▶ [Aim of the task]: Examine the entries and show every line in which the word "true" is found.

════════════════════

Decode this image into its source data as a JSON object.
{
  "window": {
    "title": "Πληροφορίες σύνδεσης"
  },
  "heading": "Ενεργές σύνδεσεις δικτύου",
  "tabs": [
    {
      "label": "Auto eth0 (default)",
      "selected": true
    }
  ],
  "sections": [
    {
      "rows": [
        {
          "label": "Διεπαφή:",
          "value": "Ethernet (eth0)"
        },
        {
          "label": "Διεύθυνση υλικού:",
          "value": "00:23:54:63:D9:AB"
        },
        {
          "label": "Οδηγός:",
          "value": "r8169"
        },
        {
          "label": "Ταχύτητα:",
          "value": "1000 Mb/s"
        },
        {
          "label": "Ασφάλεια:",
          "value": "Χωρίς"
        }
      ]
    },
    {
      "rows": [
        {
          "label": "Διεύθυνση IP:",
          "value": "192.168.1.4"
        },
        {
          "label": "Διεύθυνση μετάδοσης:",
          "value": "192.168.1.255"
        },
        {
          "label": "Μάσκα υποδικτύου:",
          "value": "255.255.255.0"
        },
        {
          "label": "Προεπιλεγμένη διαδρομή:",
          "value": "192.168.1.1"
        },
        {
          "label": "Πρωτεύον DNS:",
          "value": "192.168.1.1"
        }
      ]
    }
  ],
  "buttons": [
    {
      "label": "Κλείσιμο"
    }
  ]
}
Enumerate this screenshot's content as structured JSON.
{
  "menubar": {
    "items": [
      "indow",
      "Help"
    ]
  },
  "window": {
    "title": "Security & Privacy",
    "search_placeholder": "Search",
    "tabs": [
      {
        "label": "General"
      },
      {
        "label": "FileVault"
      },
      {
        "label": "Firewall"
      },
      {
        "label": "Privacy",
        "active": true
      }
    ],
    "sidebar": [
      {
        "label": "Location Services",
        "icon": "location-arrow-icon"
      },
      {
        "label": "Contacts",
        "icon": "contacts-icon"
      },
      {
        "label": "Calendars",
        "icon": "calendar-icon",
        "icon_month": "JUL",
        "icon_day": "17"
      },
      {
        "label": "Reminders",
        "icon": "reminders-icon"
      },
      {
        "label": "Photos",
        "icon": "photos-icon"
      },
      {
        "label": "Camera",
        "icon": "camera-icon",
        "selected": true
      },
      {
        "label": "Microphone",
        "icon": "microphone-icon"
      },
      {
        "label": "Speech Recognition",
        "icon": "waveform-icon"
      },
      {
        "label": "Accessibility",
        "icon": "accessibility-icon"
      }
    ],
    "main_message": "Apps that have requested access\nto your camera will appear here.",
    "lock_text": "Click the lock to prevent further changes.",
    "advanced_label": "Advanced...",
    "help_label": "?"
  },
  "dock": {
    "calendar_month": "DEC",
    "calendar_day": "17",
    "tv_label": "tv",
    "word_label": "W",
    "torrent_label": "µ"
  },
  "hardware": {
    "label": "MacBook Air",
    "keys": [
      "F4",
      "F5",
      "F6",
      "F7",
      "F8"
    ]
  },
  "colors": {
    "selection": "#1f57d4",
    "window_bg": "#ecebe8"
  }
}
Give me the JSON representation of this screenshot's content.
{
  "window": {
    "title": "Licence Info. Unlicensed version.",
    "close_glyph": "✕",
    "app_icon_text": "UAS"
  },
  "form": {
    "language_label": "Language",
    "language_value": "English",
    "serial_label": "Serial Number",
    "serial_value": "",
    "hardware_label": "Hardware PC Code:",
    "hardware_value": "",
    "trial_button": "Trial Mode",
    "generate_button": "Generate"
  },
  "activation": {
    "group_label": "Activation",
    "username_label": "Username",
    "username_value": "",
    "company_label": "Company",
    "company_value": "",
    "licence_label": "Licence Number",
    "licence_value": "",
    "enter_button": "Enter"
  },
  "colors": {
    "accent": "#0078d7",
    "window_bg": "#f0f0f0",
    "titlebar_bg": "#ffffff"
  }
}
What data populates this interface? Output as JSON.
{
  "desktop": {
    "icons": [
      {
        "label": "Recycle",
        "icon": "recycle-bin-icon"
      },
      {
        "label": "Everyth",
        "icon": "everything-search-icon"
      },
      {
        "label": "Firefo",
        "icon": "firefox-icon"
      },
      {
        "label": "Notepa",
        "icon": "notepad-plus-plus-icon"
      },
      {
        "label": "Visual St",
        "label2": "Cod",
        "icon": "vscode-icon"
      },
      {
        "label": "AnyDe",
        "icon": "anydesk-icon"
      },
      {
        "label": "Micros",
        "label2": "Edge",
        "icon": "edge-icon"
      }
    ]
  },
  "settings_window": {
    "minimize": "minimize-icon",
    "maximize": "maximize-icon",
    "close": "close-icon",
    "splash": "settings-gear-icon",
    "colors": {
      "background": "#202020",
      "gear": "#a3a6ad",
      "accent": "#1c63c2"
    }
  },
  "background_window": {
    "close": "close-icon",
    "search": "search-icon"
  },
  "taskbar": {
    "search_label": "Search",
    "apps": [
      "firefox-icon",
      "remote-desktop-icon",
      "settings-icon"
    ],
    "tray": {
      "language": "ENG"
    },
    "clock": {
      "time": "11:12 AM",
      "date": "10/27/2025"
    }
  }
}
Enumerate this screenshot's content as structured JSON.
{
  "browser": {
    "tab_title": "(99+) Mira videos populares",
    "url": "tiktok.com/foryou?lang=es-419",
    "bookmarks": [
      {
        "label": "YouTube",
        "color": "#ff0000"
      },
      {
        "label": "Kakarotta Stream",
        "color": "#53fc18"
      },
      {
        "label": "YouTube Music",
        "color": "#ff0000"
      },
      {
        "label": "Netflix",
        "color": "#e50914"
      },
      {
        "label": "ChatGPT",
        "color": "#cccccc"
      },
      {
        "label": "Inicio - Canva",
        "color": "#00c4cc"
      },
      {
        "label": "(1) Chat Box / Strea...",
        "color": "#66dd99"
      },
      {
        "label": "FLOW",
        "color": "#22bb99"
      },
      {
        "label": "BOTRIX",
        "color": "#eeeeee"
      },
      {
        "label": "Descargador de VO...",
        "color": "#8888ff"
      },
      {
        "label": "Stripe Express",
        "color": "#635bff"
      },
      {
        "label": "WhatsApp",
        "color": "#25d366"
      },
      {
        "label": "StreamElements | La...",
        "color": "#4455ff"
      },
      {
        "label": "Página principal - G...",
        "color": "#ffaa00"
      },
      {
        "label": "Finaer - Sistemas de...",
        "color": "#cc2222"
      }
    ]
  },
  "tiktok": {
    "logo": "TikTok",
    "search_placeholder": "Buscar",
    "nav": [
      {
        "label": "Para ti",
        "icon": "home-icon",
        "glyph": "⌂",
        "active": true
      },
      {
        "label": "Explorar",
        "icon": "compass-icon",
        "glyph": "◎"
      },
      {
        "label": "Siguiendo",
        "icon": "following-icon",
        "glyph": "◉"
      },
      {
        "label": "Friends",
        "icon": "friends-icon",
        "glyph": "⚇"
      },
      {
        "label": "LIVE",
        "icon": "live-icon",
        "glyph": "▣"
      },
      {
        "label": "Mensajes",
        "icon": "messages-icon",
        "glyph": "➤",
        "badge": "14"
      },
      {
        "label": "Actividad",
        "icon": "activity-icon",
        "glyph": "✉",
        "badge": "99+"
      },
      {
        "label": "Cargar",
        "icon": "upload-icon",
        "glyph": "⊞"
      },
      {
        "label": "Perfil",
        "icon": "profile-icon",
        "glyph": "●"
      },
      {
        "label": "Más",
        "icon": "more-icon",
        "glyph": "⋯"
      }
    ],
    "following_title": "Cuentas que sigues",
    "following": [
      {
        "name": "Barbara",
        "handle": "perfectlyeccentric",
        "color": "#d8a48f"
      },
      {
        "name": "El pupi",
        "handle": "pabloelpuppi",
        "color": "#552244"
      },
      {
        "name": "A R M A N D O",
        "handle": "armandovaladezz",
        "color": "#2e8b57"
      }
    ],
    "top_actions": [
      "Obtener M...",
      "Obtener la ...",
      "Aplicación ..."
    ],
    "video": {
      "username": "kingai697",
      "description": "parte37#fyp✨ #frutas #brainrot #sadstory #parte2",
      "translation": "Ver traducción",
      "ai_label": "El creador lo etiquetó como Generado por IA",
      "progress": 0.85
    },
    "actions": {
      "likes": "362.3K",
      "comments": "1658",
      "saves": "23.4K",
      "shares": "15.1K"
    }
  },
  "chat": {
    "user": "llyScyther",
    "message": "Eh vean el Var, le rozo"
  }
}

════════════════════

▶ [Response area]:
      "selected": true
        "active": true
        "selected": true
        "active": true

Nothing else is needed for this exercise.